3 Answers

  1. You may be surprised, but if it is really about getting basic knowledge, I would recommend classic school textbooks. In them, everything is stated quite simply, there is little superfluous and the basics are given. This will either be enough, or the hands themselves will reach out for Savelyev or Sivukhin (or even, Newton forbid, for Landau-Lifshitz), but this will be a completely different story.

  2. To understand, you need a base, that is, a solid knowledge of the basics of physics (and mathematics, by the way, too).A good database can only be obtained from a school textbook, while solving many problems. In my opinion, the best physics textbook is a 5-volume textbook for grades 10-11, ed. Myakisheva:
    Volume 1: Mechanics, 10th grade;
    Volume 2: Molecular Physics. Thermodynamics, grade 10;
    Volume 3: Electrodynamics, grades 10-11;
    Volume 4: Vibrations and Waves, class 11;
    volume 5: Optics. Quantum physics, 11th grade.

    If you are only interested in electricity, then you can limit yourself to volume 1, 3, and 4. Study it in this order: first mechanics, then electrodynamics, and only then vibrations and waves.

  3. I can recommend” Electrical engineering step by step: encyclopedia of a young amateur radio operator ” by Svoren.
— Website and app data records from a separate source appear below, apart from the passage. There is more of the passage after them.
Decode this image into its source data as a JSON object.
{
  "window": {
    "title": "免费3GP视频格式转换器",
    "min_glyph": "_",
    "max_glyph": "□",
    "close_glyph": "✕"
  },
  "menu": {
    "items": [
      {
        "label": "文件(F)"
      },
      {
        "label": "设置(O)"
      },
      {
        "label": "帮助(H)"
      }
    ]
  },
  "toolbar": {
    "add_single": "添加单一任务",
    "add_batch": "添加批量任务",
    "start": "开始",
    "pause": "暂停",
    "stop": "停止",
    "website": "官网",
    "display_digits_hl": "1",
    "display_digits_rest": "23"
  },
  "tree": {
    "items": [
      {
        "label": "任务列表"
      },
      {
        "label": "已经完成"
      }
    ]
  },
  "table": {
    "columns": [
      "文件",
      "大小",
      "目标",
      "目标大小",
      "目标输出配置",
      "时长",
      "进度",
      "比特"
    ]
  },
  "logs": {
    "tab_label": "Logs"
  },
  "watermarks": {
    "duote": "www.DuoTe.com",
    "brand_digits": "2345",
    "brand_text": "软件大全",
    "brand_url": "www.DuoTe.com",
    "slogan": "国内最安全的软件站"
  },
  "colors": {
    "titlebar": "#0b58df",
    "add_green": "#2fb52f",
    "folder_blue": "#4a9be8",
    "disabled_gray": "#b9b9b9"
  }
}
Although it is intended for schoolchildren, I think that this book will also be interesting and informative for adults who have first encountered this field of physics.

Leave a Reply